Treasury yields rise as traders look ahead to central bank decisions


U.S. government debt yields ticked higher on Tuesday as traders awaited key monetary policy decisions from the European Central Bank (ECB) this week and the Federal Reserve next week.


At around 5:02 p.m. ET, the yield on the benchmark 10-year Treasury note, which moves inversely to price, was higher at around 2.083%, while the yield on the 30-year Treasury bond climbed to 2.617%.

Market focus is largely attuned to central banks, with the ECB monetary policy meeting coming up on Thursday ahead of the U.S. Federal Reserve's Federal Open Markets Committee (FOMC) meeting next week.

Traders are waiting to see whether European policymakers will lower a key deposit rate by 10 basis points in order to mitigate risk of global trade tensions and sub-par regional inflation.

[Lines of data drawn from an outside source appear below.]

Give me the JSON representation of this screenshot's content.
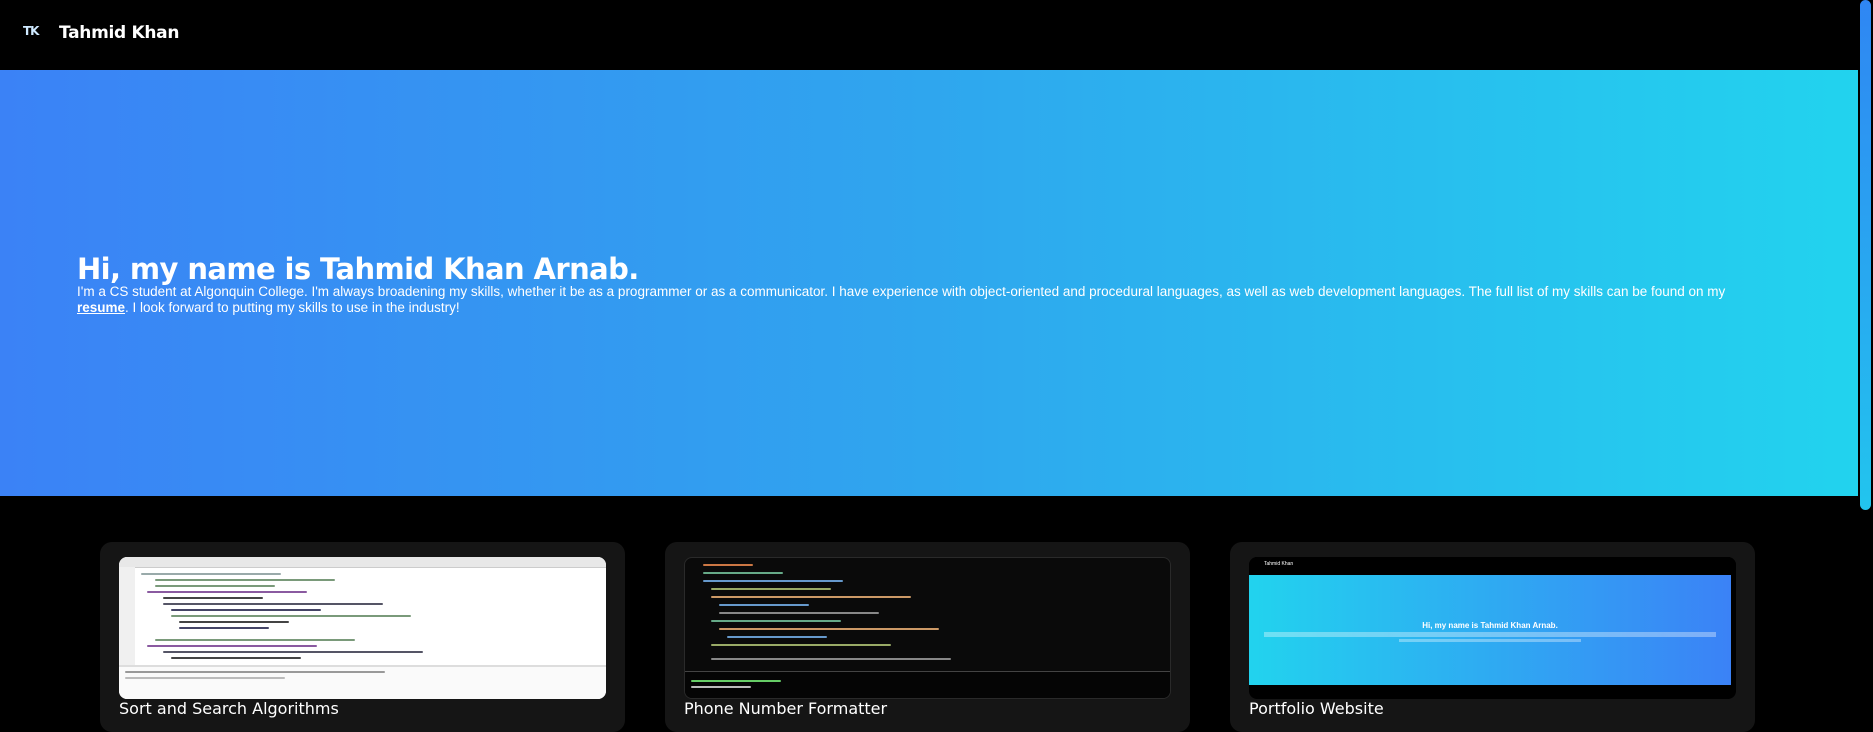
{
  "nav": {
    "logo_text": "TK",
    "brand": "Tahmid Khan"
  },
  "hero": {
    "title": "Hi, my name is Tahmid Khan Arnab.",
    "text_before_link": "I'm a CS student at Algonquin College. I'm always broadening my skills, whether it be as a programmer or as a communicator. I have experience with object-oriented and procedural languages, as well as web development languages. The full list of my skills can be found on my ",
    "link_label": "resume",
    "text_after_link": ". I look forward to putting my skills to use in the industry!"
  },
  "projects": [
    {
      "title": "Sort and Search Algorithms"
    },
    {
      "title": "Phone Number Formatter"
    },
    {
      "title": "Portfolio Website",
      "preview_brand": "Tahmid Khan",
      "preview_title": "Hi, my name is Tahmid Khan Arnab."
    }
  ],
  "colors": {
    "gradient_start": "#3b82f6",
    "gradient_end": "#22d3ee",
    "card_bg": "#151515"
  }
}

ECB President Mario Draghi suggested in a speech in Sintra last month that further stimulus may be necessary for the euro zone, while investors stateside have been processing mixed messages from senior figures at the Fed.

Late last week, dovish comments by New York Fed President John Williams had boosted expectations the central bank could cut rates by 50 basis points. However, the New York Fed sought to clarify Williams' comments by saying his speech was not about policy action at the upcoming central bank meeting.

Global growth concerns and ongoing trade uncertainties could prompt the Fed to make further cuts over the coming months. Slower GDP growth in the euro zone and Asia have kept investors on-edge in recent months despite stronger performance in the U.S.

The Treasury Department auctioned $39.7 billion in 2-year notes at a high yield of 1.825%. The bid-to-cover ratio, an indicator of demand, was 2.50. Indirect bidders, which include major central banks, were awarded 43.5%. Direct bidders, which includes domestic money managers, bought 24.9%.